San Francisco street. Photo: Andia/Universal Images Group via Getty Images

Airbnb this week acquired Urbandoor, a company that provides "corporate rentals" for business travelers and new employees, typically rented for anywhere between a month to a year.

Why it matters: Airbnb, long-acquainted with tensions around home-sharing and short-term rentals, is now stepping into the latest housing controversy in its hometown of San Francisco.

Go deeperArrowAug 7, 2019

Disney smashes box office records with more blockbusters to come

Data: Investing.com; Chart: Axios Visuals

Disney's 2019 movie run has broken the all-time annual global box office record just 7 months into the year.
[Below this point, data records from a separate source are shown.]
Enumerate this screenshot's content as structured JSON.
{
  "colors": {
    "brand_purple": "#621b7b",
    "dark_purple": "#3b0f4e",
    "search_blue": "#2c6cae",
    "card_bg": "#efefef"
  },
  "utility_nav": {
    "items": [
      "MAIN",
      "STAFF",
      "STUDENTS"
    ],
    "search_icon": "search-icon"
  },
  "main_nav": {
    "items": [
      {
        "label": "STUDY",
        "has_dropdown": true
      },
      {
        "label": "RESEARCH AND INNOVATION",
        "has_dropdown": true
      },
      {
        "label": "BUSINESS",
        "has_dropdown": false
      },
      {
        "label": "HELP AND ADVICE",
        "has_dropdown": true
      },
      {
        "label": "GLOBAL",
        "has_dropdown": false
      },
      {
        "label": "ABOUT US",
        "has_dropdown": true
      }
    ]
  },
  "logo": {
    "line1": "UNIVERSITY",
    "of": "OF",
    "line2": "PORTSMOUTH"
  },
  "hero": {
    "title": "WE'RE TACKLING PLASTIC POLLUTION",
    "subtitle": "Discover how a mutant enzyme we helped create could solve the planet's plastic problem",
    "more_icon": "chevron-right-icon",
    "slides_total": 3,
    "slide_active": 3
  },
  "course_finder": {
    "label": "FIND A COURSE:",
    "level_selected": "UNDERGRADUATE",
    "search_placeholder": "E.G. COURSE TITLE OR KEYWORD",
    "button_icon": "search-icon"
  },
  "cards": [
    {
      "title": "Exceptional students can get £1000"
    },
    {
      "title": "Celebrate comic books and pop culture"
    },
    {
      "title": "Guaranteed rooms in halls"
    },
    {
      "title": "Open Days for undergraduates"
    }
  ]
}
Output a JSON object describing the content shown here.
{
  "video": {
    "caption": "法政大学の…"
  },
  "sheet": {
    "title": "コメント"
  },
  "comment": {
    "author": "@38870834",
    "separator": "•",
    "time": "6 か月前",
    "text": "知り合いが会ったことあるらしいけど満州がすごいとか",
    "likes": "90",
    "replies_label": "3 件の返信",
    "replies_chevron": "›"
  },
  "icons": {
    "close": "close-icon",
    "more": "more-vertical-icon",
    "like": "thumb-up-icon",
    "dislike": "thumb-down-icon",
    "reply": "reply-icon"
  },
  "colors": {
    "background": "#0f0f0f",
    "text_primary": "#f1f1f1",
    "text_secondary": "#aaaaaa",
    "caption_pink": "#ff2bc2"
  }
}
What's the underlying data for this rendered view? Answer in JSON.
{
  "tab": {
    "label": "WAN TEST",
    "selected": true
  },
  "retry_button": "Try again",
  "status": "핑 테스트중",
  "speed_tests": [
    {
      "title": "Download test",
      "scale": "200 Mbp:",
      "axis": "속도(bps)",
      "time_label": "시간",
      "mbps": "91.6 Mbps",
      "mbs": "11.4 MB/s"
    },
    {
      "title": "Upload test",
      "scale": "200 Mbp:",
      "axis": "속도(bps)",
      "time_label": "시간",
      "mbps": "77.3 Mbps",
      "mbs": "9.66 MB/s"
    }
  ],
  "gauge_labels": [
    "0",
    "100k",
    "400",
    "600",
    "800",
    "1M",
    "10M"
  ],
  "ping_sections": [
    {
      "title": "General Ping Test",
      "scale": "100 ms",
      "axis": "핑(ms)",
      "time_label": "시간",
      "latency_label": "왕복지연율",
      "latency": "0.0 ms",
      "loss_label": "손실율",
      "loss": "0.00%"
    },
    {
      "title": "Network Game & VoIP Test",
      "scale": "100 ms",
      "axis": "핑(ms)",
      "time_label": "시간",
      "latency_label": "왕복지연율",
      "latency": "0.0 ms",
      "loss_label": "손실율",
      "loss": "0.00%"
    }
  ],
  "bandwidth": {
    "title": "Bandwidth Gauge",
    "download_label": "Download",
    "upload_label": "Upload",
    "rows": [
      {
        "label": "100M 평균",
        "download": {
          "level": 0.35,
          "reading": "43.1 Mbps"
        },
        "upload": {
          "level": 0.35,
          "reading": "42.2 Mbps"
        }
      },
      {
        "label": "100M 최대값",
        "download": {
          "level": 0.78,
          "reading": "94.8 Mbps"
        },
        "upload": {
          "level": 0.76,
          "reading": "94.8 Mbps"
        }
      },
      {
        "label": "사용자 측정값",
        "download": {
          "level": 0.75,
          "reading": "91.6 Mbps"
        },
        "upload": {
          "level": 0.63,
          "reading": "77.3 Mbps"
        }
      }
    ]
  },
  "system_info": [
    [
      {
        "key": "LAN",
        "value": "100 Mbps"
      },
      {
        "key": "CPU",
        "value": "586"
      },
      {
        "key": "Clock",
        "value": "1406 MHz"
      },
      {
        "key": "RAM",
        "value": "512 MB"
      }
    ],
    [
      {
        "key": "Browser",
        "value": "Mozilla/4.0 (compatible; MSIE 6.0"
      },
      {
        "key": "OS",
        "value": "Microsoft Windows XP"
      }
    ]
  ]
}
And with more big-budget blockbusters still to come this year, and already in possession of more than a third of the world's total box office receipts, the company seems unstoppable.

What's happening: Disney's acquisitions of LucasFilm and Marvel have delivered huge wins for the company, but it's been the ability to produce live-action remakes from its own catalogue that has set the table over the last decade.

Go deeperArrowJul 29, 2019